A big year is planned to celebrate the 150th anniversary of York's Holy Trinity Anglican Church.

The church was consecrated by Bishop Hale on February 14, 1858 and there will be some form of public event every two months throughout the year to celebrate the occasion. 

The tower and other additions were built between 1893 and 1907. In 1905 the first Anglican Church in York, St John's, which was located on the corner of Avon Terrace and Balladong Street was taken down and relocated alongside Holy Trinity for use as the parish hall.

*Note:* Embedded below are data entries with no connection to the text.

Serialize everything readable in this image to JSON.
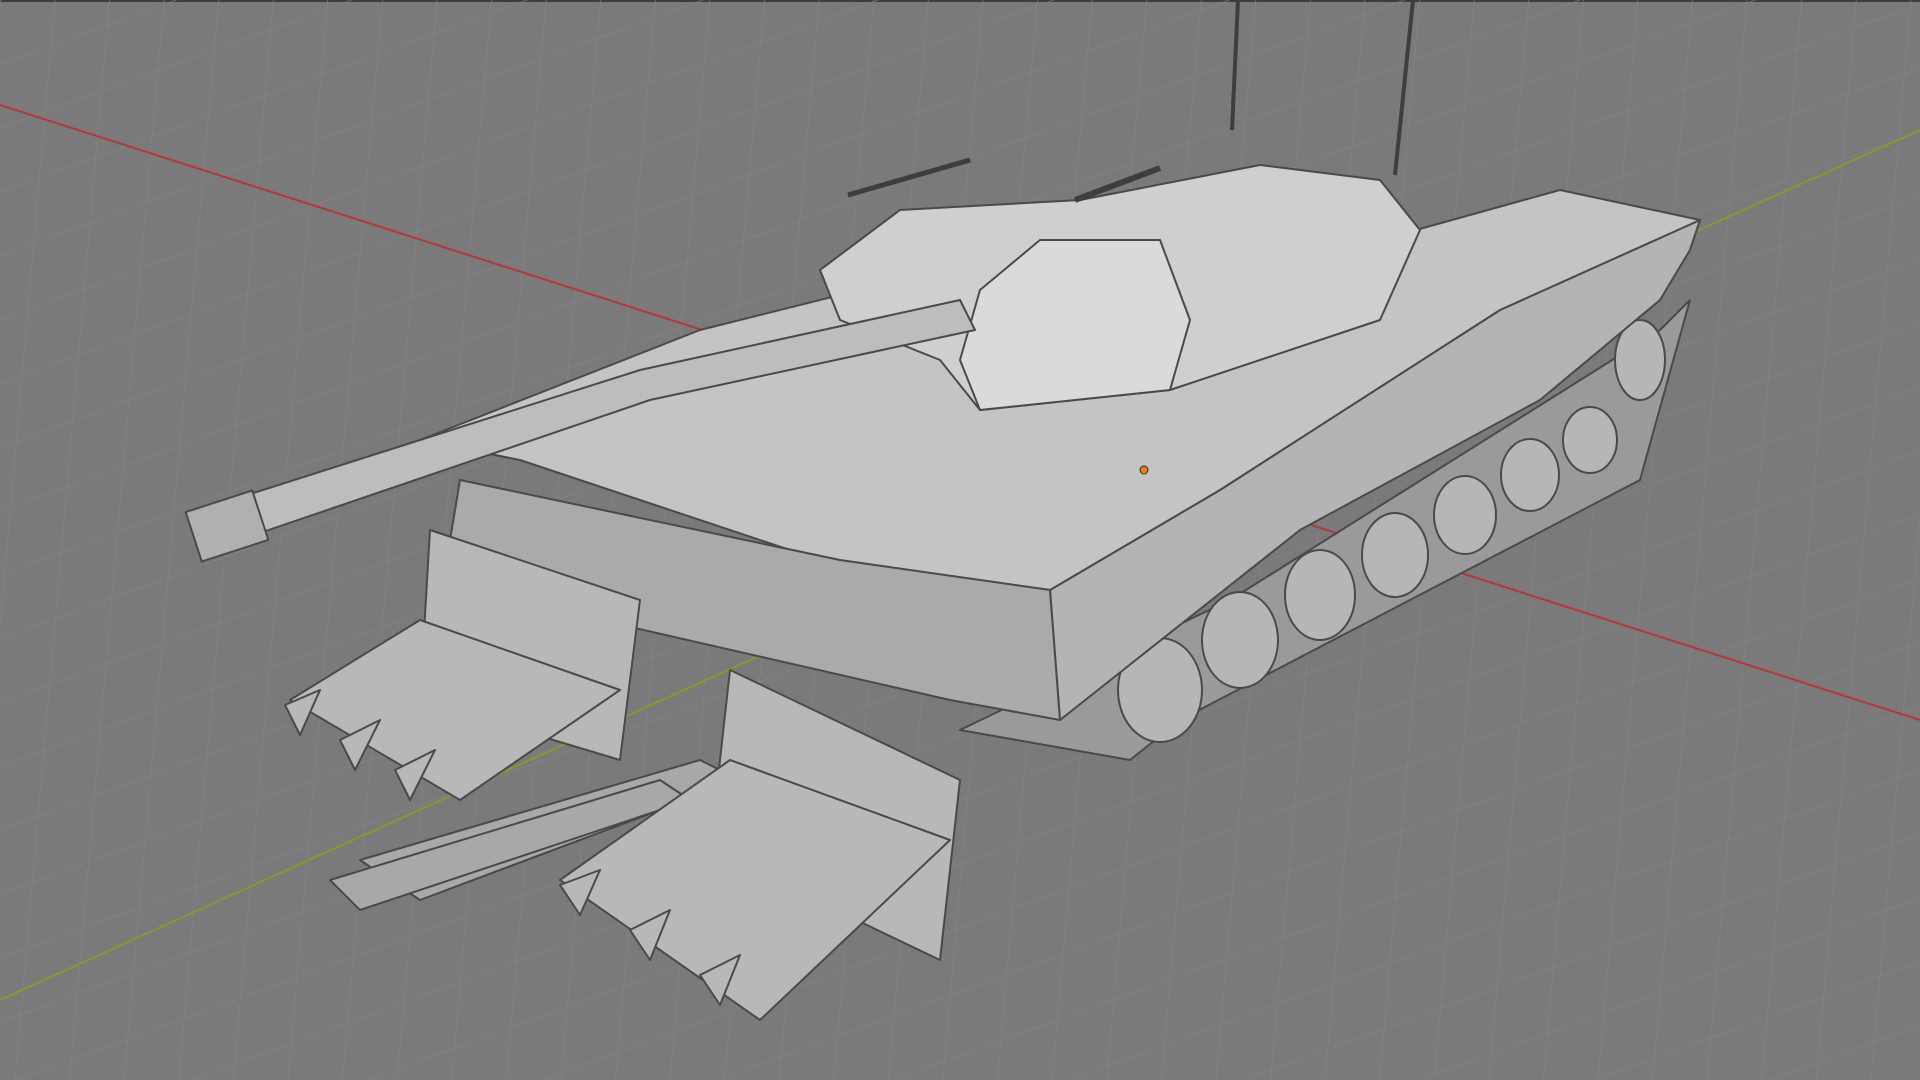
{
  "app": {
    "viewport_mode": "wireframe-solid",
    "background_color": "#7a7a7a",
    "grid_color": "#858585",
    "x_axis_color": "#b33a3a",
    "y_axis_color": "#7f9a2f",
    "origin_marker_color": "#e8821a"
  },
  "scene": {
    "object": "tank-model",
    "parts": [
      "hull",
      "turret",
      "main-gun",
      "antenna",
      "antenna",
      "mine-plow-left",
      "mine-plow-right",
      "road-wheels",
      "track",
      "side-skirt"
    ]
  }
}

Structural deterioration and the earthquake in 1968 made it necessary to partially dismantle the tower. Recent restoration has seen the addition of stained glass windows by WA artist, Robert Juniper, rebuilding of the tower to its former height in 1988 and installation of a peal of eight bells. There was further restoration in 1996.

The assessment for listing on the register for heritage places in 1996 states that the church was a well executed example of 19th century architecture using handmade bricks and natural materials in an adaptation of Victorian Romanesque style.

The building reflected the historical development of York and contained what was believed to be the last Albert Pease organ in use in Australia, the document said.

The church, hall and rectory are still in regular use for religious, cultural and recreational purposes.

 A spokesperson for the church, Betty Fox, said the anniversary celebrations would be both spiritual and secular. The first was a display of church vestments and silver on Sunday February 17. All members of the public were cordially invited. Most events would be free but donations were always welcome, she said.

For further information please contact Betty on 9641 1351.

Lindsay McNeill